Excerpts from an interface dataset
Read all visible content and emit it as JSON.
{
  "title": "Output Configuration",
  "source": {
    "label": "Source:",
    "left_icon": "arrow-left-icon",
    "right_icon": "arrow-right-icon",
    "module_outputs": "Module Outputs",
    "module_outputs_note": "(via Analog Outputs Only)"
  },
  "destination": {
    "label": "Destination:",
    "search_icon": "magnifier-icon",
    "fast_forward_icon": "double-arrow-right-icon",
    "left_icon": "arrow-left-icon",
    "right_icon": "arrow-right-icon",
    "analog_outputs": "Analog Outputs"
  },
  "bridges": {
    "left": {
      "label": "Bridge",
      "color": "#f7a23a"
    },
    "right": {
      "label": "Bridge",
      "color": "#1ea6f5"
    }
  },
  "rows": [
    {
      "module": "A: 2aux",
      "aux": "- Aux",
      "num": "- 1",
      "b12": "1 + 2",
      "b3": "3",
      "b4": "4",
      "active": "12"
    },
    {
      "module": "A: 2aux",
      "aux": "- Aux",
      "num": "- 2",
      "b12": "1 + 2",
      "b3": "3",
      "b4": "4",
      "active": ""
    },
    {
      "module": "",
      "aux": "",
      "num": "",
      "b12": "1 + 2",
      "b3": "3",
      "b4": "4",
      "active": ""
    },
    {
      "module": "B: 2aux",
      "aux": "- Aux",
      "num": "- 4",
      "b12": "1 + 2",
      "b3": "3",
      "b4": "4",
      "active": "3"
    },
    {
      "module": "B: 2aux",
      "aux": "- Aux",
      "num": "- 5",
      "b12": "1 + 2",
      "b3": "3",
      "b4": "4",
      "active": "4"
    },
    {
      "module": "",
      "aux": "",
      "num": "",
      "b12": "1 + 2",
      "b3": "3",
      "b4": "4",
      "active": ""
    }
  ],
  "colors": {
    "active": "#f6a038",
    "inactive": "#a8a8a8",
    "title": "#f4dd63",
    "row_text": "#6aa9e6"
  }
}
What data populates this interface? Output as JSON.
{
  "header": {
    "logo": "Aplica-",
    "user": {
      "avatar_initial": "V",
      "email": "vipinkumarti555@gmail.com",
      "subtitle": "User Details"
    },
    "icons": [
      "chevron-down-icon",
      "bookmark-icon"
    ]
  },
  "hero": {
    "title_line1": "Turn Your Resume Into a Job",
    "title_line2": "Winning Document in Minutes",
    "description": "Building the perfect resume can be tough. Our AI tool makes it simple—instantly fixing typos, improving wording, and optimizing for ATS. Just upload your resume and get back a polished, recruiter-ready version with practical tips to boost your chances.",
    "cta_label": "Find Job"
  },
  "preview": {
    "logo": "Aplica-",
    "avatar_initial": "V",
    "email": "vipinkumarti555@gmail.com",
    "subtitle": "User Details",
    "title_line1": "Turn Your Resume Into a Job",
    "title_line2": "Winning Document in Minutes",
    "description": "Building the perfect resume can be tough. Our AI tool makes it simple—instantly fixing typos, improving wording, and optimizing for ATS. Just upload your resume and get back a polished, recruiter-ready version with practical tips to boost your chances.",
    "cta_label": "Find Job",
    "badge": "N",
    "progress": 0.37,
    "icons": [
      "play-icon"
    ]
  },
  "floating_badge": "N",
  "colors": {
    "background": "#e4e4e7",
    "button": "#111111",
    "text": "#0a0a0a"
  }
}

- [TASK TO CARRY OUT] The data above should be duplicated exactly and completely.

- [RESULT FOR THIS TASK]
Read all visible content and emit it as JSON.
{
  "title": "Output Configuration",
  "source": {
    "label": "Source:",
    "left_icon": "arrow-left-icon",
    "right_icon": "arrow-right-icon",
    "module_outputs": "Module Outputs",
    "module_outputs_note": "(via Analog Outputs Only)"
  },
  "destination": {
    "label": "Destination:",
    "search_icon": "magnifier-icon",
    "fast_forward_icon": "double-arrow-right-icon",
    "left_icon": "arrow-left-icon",
    "right_icon": "arrow-right-icon",
    "analog_outputs": "Analog Outputs"
  },
  "bridges": {
    "left": {
      "label": "Bridge",
      "color": "#f7a23a"
    },
    "right": {
      "label": "Bridge",
      "color": "#1ea6f5"
    }
  },
  "rows": [
    {
      "module": "A: 2aux",
      "aux": "- Aux",
      "num": "- 1",
      "b12": "1 + 2",
      "b3": "3",
      "b4": "4",
      "active": "12"
    },
    {
      "module": "A: 2aux",
      "aux": "- Aux",
      "num": "- 2",
      "b12": "1 + 2",
      "b3": "3",
      "b4": "4",
      "active": ""
    },
    {
      "module": "",
      "aux": "",
      "num": "",
      "b12": "1 + 2",
      "b3": "3",
      "b4": "4",
      "active": ""
    },
    {
      "module": "B: 2aux",
      "aux": "- Aux",
      "num": "- 4",
      "b12": "1 + 2",
      "b3": "3",
      "b4": "4",
      "active": "3"
    },
    {
      "module": "B: 2aux",
      "aux": "- Aux",
      "num": "- 5",
      "b12": "1 + 2",
      "b3": "3",
      "b4": "4",
      "active": "4"
    },
    {
      "module": "",
      "aux": "",
      "num": "",
      "b12": "1 + 2",
      "b3": "3",
      "b4": "4",
      "active": ""
    }
  ],
  "colors": {
    "active": "#f6a038",
    "inactive": "#a8a8a8",
    "title": "#f4dd63",
    "row_text": "#6aa9e6"
  }
}
What data populates this interface? Output as JSON.
{
  "header": {
    "logo": "Aplica-",
    "user": {
      "avatar_initial": "V",
      "email": "vipinkumarti555@gmail.com",
      "subtitle": "User Details"
    },
    "icons": [
      "chevron-down-icon",
      "bookmark-icon"
    ]
  },
  "hero": {
    "title_line1": "Turn Your Resume Into a Job",
    "title_line2": "Winning Document in Minutes",
    "description": "Building the perfect resume can be tough. Our AI tool makes it simple—instantly fixing typos, improving wording, and optimizing for ATS. Just upload your resume and get back a polished, recruiter-ready version with practical tips to boost your chances.",
    "cta_label": "Find Job"
  },
  "preview": {
    "logo": "Aplica-",
    "avatar_initial": "V",
    "email": "vipinkumarti555@gmail.com",
    "subtitle": "User Details",
    "title_line1": "Turn Your Resume Into a Job",
    "title_line2": "Winning Document in Minutes",
    "description": "Building the perfect resume can be tough. Our AI tool makes it simple—instantly fixing typos, improving wording, and optimizing for ATS. Just upload your resume and get back a polished, recruiter-ready version with practical tips to boost your chances.",
    "cta_label": "Find Job",
    "badge": "N",
    "progress": 0.37,
    "icons": [
      "play-icon"
    ]
  },
  "floating_badge": "N",
  "colors": {
    "background": "#e4e4e7",
    "button": "#111111",
    "text": "#0a0a0a"
  }
}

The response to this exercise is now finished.